The major F4 manufacturer is Johnny Walker (no relation) who was showing examples of each class of car including an Imp-powered machine. Other builders complying with the formula are Evad and Briham. To bridge the gap between the pedal car and the H-16 BRM is the object of yet another formula car the Barnard Formula 6. The Barnard is a race car in miniature powered by a choice of lawnmower engines giving it a maximum of anywhere between 15 and 60 mph. Although it is designed for children, there is sufficient seat and pedal adjustment for the old man to drive it. A full program of track testing has just been completed by Tom Barnard, who is seven, and the price in kit form is $420.
A major part of the Racing Car Show is taken up by the stands of the accessory and speed equipment companies. The majority of the speed equipment is aimed at the Mini owner, and there appears to be a bottomless market for boIt-on goodies. Les Leston still seems to be the kingpin of the accessory trade, and we noticed him driving off in his Ferrari fitted presumably with one of his steering wheels, which are original equipment on Ferraris anyway. The Leston stand featured three blondes wearing checkered flag miniskirts, and we are pleased to report that matching underwear is being worn with within.
For those who are not satisfied with just looking at cars but like to read about them as well, the Chater and Scott stand was the place to go. Not only do they stock all the current motoring books in their London store, but they can often supply rare and out-of-print volumes as well, and they give special prices on books that have been remaindered. Aircraft enthusiasts are catered for in the same way.
Compared to the London Motor Show, the Racing Car Show used to be pretty small beer. But it has gained vastly in popularity among enthusiasts because it contains everything that the stuffy old Society of Motor Manufacturers and Traders specifically does not allow to be exhibited at the Motor Show. Apart from the items we have mentioned, the show included slot racing, a fine display of older race cars, racing simulators, a drag racing section, and movies presented by British Petroleum.

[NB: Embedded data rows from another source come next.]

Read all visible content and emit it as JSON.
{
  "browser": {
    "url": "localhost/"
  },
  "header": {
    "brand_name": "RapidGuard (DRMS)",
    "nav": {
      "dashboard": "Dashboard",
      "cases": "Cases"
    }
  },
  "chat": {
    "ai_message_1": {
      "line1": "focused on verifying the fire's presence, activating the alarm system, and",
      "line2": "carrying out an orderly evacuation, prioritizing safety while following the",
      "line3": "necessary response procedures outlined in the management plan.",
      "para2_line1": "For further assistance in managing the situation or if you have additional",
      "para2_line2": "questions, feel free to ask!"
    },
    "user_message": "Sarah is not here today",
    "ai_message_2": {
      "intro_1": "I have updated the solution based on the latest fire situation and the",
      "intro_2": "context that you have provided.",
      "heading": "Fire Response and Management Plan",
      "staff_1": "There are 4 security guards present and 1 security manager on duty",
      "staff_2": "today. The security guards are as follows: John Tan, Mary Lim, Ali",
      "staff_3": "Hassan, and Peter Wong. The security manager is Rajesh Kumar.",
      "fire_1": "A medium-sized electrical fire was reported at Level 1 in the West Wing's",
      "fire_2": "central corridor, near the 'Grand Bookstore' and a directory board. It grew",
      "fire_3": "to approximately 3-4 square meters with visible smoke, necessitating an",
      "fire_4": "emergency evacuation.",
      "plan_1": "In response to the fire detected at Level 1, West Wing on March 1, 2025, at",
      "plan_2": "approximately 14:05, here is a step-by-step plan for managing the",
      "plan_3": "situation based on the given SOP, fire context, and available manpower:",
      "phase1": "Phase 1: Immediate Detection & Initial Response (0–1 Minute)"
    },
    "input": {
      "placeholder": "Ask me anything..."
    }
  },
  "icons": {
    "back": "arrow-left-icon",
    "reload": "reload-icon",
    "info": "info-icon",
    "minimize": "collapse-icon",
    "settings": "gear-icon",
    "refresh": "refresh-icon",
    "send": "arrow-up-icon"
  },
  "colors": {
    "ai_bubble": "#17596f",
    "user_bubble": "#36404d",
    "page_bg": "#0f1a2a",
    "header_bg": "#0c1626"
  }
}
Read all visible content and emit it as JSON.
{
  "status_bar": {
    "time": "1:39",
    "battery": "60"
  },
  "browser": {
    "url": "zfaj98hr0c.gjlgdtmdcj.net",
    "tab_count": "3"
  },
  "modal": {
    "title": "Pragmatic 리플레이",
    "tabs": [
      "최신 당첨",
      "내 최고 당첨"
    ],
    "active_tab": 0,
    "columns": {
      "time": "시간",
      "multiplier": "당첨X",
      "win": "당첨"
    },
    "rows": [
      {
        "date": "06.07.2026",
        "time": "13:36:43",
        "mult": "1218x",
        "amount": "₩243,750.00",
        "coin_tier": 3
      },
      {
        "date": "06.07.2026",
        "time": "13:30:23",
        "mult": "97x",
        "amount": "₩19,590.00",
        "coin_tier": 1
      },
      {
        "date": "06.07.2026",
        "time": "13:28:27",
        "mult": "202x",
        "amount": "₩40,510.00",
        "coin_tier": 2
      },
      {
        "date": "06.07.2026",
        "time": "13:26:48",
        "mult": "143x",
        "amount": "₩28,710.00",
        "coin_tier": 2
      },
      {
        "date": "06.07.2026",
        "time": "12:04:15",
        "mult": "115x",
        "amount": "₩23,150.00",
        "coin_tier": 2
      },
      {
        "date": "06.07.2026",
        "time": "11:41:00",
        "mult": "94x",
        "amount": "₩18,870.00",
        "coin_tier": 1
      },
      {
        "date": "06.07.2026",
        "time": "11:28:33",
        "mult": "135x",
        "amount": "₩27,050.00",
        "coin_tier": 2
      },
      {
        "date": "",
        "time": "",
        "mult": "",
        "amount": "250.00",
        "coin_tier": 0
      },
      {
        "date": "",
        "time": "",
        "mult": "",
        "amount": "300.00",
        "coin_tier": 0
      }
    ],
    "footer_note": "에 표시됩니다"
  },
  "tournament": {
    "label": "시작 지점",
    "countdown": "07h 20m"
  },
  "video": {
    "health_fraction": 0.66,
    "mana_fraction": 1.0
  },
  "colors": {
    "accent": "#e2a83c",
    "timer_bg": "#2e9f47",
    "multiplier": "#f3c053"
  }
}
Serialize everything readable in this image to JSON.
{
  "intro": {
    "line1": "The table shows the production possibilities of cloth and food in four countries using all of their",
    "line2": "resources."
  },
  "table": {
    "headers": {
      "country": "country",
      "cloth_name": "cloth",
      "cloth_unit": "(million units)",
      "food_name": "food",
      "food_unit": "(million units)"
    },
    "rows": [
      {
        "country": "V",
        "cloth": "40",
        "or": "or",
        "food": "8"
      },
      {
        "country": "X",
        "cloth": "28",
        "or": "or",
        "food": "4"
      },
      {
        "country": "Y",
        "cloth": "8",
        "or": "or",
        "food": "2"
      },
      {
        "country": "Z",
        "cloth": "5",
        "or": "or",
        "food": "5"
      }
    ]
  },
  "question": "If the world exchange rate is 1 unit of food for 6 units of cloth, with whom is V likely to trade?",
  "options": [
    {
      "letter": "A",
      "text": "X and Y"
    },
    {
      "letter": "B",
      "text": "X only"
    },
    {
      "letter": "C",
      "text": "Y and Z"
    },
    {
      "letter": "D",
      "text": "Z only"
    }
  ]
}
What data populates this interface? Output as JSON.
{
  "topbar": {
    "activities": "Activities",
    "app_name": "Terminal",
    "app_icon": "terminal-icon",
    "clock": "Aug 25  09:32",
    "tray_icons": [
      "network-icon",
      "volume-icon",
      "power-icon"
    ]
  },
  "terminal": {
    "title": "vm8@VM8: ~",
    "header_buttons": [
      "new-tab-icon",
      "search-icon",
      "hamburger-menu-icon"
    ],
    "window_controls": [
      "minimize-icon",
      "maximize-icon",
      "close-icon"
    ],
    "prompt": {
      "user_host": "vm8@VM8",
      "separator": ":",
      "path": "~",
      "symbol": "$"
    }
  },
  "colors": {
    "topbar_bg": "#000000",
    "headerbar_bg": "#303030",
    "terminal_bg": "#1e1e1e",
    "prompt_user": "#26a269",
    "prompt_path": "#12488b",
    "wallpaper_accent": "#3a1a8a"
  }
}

So, anyone who is planning to face the rigors of swinging London in January should not pass up the opportunity of attending, and anyway it's warmer inside.